Web page and app entries:

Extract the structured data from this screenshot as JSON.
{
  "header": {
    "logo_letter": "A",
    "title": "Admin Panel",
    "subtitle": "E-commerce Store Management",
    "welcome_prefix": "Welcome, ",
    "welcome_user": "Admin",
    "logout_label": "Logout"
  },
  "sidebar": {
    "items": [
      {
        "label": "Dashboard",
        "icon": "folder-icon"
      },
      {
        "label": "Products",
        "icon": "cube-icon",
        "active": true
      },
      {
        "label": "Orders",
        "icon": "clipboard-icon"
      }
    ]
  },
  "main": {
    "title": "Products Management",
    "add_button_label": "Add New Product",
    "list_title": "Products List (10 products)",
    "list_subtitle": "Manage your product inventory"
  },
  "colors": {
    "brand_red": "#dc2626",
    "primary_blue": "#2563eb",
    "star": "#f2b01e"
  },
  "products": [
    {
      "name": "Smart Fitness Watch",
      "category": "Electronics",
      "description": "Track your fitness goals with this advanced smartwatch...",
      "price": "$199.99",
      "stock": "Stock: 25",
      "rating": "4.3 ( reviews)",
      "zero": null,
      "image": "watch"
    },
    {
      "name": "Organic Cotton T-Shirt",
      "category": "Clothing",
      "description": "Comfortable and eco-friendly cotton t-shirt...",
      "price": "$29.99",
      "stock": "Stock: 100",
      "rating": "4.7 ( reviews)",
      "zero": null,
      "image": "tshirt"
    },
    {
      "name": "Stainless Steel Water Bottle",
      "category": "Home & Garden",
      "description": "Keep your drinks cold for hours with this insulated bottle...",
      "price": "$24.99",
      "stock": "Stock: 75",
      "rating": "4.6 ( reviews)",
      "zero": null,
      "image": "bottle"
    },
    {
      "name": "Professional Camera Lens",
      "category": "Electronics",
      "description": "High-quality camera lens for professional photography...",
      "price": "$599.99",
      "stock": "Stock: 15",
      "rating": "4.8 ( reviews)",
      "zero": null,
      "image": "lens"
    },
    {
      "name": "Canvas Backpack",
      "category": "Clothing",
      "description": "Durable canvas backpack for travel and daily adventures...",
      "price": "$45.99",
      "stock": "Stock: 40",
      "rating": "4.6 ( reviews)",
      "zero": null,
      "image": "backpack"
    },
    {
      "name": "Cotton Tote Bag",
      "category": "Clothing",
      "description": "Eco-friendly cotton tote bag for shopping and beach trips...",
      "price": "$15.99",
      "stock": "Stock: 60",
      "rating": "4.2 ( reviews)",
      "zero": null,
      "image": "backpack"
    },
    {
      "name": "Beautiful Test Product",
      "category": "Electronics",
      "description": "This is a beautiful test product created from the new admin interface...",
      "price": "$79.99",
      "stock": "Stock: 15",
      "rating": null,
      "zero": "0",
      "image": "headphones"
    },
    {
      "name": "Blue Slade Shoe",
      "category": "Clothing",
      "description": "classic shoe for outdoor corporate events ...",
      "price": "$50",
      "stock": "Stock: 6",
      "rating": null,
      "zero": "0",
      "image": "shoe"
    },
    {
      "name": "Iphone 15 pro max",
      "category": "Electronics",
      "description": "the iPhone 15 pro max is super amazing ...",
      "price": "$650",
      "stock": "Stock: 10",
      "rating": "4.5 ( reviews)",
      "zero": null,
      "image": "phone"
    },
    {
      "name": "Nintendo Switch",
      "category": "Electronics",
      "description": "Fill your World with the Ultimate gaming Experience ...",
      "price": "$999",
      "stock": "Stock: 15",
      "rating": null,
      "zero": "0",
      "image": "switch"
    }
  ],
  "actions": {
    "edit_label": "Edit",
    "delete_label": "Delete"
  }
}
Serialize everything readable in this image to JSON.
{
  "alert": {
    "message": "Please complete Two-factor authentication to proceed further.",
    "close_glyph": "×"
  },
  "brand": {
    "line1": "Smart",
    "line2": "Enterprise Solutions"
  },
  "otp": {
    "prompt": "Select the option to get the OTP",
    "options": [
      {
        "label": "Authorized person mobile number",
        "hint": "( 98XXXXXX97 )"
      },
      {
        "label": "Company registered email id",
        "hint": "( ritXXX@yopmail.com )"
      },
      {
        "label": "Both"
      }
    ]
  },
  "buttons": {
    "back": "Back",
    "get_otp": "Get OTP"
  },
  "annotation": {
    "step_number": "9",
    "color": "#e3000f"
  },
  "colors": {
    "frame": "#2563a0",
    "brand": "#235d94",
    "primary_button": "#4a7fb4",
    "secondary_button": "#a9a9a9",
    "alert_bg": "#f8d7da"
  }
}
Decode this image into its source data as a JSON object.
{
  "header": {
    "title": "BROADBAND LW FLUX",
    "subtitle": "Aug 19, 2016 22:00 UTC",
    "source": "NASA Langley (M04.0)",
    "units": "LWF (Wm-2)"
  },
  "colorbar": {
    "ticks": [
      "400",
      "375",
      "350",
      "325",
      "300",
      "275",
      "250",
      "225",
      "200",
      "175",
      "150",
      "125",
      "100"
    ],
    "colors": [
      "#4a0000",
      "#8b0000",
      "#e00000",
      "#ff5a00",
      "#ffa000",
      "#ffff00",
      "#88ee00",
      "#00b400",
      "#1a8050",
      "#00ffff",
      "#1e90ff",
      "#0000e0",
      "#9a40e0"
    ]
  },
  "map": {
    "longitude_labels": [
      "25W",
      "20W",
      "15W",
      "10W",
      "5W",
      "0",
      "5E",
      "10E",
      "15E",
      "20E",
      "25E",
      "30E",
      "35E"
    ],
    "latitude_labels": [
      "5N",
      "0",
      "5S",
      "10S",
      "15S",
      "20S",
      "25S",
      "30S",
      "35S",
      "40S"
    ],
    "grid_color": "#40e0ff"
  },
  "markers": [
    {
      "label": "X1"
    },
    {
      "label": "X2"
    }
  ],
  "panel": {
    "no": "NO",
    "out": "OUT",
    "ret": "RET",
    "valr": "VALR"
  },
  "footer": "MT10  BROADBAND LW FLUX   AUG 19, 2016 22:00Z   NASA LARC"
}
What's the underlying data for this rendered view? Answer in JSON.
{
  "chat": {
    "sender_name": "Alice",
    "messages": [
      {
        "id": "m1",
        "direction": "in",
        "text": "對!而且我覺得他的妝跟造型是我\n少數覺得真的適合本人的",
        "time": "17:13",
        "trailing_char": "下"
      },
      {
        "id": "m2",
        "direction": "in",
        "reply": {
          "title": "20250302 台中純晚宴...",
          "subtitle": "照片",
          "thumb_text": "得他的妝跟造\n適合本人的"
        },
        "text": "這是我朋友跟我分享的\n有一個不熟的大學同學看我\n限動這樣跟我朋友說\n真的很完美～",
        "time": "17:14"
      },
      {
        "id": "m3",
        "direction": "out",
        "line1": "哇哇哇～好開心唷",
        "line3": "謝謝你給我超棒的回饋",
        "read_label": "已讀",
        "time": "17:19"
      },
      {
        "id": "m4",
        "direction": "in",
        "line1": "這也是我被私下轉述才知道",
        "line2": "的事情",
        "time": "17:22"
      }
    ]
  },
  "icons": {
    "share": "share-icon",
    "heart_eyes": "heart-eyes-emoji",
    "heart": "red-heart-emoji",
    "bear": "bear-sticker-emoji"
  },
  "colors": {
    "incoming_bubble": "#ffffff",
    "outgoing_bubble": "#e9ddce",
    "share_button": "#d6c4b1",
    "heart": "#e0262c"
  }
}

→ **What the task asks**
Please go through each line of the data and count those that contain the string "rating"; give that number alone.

→ **Task answer**
10